■ EXERCISE PROMPT ■
Each line of the data below that carries the word "text" needs to be copied.

DATA IN THIS EXERCISE: Begin

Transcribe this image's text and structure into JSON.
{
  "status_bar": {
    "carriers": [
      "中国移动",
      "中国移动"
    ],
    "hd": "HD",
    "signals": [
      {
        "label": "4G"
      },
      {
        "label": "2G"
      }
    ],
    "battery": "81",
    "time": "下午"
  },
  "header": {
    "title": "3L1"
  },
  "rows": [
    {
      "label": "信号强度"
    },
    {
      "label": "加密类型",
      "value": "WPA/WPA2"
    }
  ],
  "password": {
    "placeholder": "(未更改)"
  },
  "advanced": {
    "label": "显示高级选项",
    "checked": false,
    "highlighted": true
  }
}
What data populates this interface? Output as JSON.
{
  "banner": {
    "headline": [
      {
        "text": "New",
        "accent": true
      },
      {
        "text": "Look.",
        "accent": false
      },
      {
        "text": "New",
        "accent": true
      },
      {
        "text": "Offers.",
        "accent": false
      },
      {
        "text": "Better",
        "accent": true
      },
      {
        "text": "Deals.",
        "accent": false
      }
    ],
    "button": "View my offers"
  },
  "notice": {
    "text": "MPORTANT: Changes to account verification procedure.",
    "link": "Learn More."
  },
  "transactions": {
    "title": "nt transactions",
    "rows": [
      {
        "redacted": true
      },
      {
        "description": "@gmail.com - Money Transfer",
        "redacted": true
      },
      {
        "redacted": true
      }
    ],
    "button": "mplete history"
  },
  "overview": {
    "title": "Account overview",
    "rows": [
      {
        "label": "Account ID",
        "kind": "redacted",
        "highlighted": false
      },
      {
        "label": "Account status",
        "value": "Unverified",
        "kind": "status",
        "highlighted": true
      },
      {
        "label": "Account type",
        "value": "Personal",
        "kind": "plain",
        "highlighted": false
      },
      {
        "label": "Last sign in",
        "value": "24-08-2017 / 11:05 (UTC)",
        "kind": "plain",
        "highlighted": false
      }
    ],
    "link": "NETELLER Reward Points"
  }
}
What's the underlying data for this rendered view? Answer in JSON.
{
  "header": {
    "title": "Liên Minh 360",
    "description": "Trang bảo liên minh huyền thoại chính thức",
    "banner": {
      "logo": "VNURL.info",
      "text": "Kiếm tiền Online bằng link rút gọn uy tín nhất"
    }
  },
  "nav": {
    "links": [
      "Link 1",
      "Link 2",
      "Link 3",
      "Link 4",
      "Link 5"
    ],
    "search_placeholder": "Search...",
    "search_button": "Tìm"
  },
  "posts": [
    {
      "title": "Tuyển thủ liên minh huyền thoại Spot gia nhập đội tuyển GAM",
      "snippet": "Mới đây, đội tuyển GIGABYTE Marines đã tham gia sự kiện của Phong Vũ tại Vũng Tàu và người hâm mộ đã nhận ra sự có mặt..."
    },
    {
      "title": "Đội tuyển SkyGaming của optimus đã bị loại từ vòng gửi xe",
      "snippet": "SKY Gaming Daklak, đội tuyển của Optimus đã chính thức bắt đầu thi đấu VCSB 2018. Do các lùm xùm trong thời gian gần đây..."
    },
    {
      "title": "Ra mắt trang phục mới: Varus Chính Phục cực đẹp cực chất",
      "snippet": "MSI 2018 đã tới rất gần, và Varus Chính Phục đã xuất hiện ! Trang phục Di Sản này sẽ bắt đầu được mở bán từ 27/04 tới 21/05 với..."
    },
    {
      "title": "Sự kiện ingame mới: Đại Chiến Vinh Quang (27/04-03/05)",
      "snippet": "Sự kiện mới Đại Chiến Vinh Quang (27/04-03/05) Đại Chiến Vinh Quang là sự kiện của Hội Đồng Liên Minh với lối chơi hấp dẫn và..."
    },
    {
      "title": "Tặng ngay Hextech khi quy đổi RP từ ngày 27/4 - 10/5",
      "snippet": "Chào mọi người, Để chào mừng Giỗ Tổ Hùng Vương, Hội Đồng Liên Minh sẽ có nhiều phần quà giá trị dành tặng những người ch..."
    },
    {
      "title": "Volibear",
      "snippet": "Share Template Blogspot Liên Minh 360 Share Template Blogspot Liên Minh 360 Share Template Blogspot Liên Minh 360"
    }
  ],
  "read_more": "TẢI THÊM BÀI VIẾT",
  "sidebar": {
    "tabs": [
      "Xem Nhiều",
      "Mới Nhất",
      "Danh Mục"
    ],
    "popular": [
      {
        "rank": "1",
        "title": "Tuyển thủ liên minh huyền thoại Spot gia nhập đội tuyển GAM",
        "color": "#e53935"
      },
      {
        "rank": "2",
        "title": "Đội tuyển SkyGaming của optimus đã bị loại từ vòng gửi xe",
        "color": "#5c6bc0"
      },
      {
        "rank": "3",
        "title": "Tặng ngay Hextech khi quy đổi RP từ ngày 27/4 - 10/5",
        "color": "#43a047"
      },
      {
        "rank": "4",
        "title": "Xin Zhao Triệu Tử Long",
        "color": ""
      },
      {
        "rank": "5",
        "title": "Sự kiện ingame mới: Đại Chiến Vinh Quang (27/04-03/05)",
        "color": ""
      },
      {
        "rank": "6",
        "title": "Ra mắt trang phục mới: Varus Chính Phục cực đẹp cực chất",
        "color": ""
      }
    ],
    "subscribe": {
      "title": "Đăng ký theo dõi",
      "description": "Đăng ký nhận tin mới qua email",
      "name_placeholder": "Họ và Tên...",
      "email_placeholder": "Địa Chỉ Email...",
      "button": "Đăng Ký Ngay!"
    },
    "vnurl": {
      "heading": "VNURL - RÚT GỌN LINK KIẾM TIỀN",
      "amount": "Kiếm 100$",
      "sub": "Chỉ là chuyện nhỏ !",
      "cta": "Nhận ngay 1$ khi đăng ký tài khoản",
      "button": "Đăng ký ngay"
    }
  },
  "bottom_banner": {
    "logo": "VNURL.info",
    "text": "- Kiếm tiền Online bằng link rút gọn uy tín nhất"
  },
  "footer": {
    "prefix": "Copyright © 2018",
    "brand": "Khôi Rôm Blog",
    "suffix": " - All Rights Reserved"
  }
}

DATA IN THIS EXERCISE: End

■ REPLY TO THE EXERCISE ■
Transcribe this image's text and structure into JSON.
        "text": "New",
        "text": "Look.",
        "text": "New",
        "text": "Offers.",
        "text": "Better",
        "text": "Deals.",
    "text": "MPORTANT: Changes to account verification procedure.",
      "text": "Kiếm tiền Online bằng link rút gọn uy tín nhất"
    "text": "- Kiếm tiền Online bằng link rút gọn uy tín nhất"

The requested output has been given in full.